Thursday, August 20, 2015
Opinions... followed by years of past history and possibly preconceived notions.
What makes them great as contributing RCA team members for problem solving, can be kryptonite to them as facilitators. Their history and expertise leads to three possible problems when they lead or facilitate an investigation:
1. They take the team down a road to their favorite conclusion that may or may not be based on all the facts discovered.
2. They are so respected as SMEs that no one will challenge their thinking or ideas with new ones.
3. They can be blind to facts that don't fit their paradigms.
Some offer an opinion from the leaders chair and then it is a race to prove that they are right. Don't get me wrong, there are extraordinary folks out there but, in general, most SMEs struggle with these problems when asked to facilitate an RCA. So why put them in this situation. Let a leader lead and an SME provide knowledge in a facilitated manner.

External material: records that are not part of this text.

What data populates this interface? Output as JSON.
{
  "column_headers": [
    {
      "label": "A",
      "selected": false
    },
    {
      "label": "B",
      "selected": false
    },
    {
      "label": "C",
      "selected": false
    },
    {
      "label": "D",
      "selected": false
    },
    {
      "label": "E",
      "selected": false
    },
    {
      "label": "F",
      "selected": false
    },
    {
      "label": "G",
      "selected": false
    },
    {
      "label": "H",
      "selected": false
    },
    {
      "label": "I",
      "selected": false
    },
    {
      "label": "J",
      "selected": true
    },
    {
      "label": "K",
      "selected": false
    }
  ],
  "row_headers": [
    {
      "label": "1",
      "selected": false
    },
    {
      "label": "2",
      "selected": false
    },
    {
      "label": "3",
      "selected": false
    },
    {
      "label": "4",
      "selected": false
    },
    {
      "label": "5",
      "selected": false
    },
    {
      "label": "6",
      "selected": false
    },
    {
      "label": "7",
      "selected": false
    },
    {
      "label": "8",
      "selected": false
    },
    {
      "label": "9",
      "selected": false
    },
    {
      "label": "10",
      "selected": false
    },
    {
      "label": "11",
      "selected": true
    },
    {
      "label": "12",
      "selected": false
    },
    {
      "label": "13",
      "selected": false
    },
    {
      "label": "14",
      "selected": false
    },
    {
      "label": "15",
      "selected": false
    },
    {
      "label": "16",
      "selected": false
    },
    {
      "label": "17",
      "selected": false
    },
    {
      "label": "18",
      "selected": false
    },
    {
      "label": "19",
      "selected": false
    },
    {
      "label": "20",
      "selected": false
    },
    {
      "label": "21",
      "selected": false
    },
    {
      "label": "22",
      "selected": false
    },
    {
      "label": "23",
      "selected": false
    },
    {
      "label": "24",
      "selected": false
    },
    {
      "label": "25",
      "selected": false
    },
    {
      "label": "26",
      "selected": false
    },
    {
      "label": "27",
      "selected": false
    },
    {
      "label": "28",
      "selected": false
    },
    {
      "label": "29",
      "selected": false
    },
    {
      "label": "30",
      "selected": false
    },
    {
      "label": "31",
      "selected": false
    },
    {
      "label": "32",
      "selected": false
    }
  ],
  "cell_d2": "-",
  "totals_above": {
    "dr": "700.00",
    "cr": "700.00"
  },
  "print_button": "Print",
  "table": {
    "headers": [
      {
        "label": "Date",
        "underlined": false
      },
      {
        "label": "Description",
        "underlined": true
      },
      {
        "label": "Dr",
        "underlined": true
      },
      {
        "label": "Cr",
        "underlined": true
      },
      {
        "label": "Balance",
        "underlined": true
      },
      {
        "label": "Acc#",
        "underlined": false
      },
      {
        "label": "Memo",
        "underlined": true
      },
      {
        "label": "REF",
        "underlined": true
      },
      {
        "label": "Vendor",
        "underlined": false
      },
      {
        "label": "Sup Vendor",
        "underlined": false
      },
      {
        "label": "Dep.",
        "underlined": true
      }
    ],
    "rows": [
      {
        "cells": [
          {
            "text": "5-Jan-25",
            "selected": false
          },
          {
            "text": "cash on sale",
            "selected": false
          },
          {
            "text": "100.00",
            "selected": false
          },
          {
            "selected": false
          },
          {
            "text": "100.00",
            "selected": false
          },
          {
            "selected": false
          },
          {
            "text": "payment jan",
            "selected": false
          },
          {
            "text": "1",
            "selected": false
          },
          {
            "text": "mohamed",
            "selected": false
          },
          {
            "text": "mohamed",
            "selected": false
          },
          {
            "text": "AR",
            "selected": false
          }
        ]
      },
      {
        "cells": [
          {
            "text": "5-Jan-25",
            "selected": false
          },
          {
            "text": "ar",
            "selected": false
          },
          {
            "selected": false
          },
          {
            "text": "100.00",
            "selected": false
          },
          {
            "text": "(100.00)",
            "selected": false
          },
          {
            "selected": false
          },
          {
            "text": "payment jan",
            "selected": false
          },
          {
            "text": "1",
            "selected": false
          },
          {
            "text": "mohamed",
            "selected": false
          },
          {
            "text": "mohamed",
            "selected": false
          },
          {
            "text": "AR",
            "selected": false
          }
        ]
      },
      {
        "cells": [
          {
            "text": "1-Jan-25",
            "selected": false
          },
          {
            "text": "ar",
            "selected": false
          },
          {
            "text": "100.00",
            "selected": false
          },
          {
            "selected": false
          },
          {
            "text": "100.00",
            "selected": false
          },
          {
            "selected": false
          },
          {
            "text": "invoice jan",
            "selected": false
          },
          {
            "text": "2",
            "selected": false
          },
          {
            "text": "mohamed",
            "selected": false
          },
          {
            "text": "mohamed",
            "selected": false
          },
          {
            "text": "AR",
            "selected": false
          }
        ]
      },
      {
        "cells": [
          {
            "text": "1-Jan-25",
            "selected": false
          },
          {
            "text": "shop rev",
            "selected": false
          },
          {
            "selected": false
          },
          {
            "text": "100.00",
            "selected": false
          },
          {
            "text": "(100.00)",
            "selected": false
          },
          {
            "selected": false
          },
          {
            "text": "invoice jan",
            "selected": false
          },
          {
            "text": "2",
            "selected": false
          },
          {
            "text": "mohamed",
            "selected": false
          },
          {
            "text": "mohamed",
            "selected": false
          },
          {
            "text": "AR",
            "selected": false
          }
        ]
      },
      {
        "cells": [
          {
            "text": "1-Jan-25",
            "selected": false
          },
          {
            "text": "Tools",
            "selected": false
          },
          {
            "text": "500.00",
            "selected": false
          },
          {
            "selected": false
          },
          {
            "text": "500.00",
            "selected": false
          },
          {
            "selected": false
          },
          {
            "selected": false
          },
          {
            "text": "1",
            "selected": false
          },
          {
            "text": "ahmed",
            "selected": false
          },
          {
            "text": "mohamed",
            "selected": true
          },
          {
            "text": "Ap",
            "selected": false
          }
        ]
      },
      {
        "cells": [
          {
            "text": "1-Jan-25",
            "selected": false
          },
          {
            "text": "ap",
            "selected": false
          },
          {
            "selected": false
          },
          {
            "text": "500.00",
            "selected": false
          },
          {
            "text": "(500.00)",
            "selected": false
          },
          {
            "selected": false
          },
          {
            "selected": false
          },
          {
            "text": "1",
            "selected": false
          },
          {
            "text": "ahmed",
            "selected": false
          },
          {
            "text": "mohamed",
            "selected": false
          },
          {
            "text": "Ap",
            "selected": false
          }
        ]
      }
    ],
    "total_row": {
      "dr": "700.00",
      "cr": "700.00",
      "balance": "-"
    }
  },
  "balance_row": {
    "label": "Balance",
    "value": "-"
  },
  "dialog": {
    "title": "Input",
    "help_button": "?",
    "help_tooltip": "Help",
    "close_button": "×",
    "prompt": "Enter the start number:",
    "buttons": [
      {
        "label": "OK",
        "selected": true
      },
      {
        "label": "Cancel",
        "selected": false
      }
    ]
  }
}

A good facilitator tries to create an environment where everyone on the team is providing ideas and input. They are not ignoring any of the facts even if they are inconvenient and they are working to drive the team to consider all the possibilities and solutions. Not every problem will be solved with an answer from the past, so facilitation becomes important to draw out these new, more effective solutions.
My experience says to separate the roles and have others from different parts of the organization facilitate. Then you can instantly watch your root cause analysis teams drive more failures from your site at a lower total cost of implementation.
Tuesday, August 11, 2015
If you think about your processes at home or your business processes at work, you travel through this same re-engineering process. First you look at the "as is" process and identify what does not work. You find a motivator for the effort required. Then you re-engineer and remove the non-value added steps creating the "to be" process. Next you put in place reinforcing systems like metrics and that drives the change in behavior to get the value from the new process.
That is Business Process Re-engineering simplified!